In one sense, Hawaii is just one of the states I've visited in my lifetime. But this was a special trip, given that my wife and I chose the islands for our honeymoon. It was an absolutely wonderful experience, which you can read about here.
So am I going to have to go easy on Hawaii's state quarter because it was such an incredible place to visit? Let's find out.
Before we get to that, it's worth mentioning that Hawaii was the last state to get a quarter in the Mint's series. The state wasn't admitted to the United States until August 21, 1959. So while the first quarters in the series started appearing in 1999, Hawaii's wasn't released until 2008.
Interestingly enough, the quarter was released just one day before that year's election. President Barack Obama was no doubt delighted to see the state quarter for his home state unveiled right before he was chosen for the highest office in the land. It's a happy little coincidence, unless you're one of those hollow-brained sapheads who takes the word of InfoWars as gospel. In that case, you're probably wondering if this quarter was a secret government device to rig the election results by assuring people that Obama grew up in Hawaii and not Muslim Socialist Kenyastan.
But back to the quarter. It's not Magneto, of course. Clearly this is meant to represent Hawaii's Gate of Kings. I'm not sure if that's Isildur or Anarion, but he's gazing toward the enemies of Gondor and raising his arm in a show of defiance.
OK fine, it's not that either. But it is a royal monarch, at least. The quarter depicts King Kamehameha I, one of the most well-known monarchs of the island's pre-state days. He is best known for uniting the Hawaiian Islands into a single kingdom, a feat he accomplished in 1810. Kamehameha's "Law of the Splintered Paddle" is also particularly well-regarded, as it held that citizens should be protected during wartime.
The fact that this design was chosen for the quarter is a solid affirmation of Hawaii's native culture and history. One other finalist's design also had King Kamehameha on it, with a Hawaiian beach in the background instead of the islands, but the two other finalists focused more on the touristy aspects of the archipelago. One of them had a hula dancer, which is indeed part of the Hawaiian culture but today seems to be more closely associated with the entertainment at hotel luaus. The last finalist had an awkward dude on a surfboard.
"I own a timeshare!" (Source)
It's also striking that the quarter uses a lengthy Hawaiian phrase. The other finalists simply stuck with "aloha," the word everyone knows as the traditional greeting and farewell. The phrase on the approved quarter, "Ua mau ke ea o ka aina i ka pono," translates to "The life of the land is perpetuated in righteousness."

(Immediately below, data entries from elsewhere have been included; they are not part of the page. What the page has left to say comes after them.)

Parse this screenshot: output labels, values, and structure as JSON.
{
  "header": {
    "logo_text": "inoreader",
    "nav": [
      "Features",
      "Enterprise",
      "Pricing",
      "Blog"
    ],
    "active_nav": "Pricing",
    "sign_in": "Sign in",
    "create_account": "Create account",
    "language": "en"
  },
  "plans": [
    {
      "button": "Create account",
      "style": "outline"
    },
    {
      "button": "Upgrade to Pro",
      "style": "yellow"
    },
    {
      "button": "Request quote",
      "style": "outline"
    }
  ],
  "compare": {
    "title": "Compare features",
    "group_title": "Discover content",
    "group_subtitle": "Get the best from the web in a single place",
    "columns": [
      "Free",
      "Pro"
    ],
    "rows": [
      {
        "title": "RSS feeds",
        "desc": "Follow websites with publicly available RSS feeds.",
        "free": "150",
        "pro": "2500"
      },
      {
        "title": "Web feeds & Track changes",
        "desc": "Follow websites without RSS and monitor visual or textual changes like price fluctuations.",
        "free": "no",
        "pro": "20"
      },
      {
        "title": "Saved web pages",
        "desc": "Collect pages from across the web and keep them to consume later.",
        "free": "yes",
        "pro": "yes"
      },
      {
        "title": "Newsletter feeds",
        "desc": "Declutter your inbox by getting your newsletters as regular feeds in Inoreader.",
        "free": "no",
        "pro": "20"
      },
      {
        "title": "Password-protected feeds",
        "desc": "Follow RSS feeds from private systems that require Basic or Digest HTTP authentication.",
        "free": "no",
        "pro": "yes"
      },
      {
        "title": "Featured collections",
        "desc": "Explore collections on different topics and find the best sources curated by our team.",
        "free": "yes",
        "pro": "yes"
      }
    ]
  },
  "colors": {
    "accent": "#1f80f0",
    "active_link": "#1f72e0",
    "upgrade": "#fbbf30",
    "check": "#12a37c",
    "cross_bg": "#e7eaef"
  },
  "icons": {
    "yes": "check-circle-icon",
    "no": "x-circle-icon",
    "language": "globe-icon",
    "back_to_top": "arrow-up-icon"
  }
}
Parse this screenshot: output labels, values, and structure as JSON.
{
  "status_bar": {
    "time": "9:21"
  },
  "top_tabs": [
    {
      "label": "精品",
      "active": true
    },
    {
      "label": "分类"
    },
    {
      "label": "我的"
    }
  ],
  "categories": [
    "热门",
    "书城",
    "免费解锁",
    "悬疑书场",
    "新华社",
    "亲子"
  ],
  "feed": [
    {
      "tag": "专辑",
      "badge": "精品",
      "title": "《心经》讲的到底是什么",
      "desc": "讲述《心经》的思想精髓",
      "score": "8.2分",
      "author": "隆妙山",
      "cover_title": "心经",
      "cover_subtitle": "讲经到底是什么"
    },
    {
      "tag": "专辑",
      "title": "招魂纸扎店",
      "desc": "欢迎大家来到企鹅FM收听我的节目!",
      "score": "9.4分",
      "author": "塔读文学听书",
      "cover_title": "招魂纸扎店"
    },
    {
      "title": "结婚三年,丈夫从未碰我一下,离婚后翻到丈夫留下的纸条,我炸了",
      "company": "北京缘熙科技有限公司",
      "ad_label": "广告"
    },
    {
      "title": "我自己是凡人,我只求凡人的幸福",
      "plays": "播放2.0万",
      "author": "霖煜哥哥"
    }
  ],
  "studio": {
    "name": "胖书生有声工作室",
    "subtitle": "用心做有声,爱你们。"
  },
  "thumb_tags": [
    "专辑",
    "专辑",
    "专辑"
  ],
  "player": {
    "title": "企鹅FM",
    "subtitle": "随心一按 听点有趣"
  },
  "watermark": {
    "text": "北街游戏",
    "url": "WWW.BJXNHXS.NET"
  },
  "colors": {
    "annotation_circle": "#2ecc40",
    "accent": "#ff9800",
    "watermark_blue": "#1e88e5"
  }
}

This gets a tad awkward for a few reasons. For one thing, the phrase was spoken by Kamehameha III, not Kamehameha I as the quarter design implies. There's also the fact that the phrase is celebrating how the Hawaiian kingdom was restored after the British briefly seized control of the islands in 1843. I guess the United States can share some solidarity with the Hawaiians in this regard, since we booted the British monarchy as well. Then again, Hawaii is a U.S. possession only because U.S. officials backed an effort to depose the kingdom in 1893.
So the Hawaii quarter has a celebration of the restoration of monarchy on a piece of currency of a nation that celebrates the overthrow of monarchy and also deposed Hawaii's monarchy. It's a little convoluted. But hey, it makes you think more than Craig the retired hedge fund manager/surfer dude would*.
"My golden parachute could pay your salary for your entire working life!" (Source)
*Addendum: A friend let me know that the man portrayed on the surfboard is Duke Kahanamoku, not some random hedge fund trader who retired to the islands on a government bailout. Duke was an Olympic swimmer who is credited with popularizing the sport of surfing in Hawaii. He's a fascinating character, and it's too bad that his quarter design wasn't able to include his name. You can read more about him here.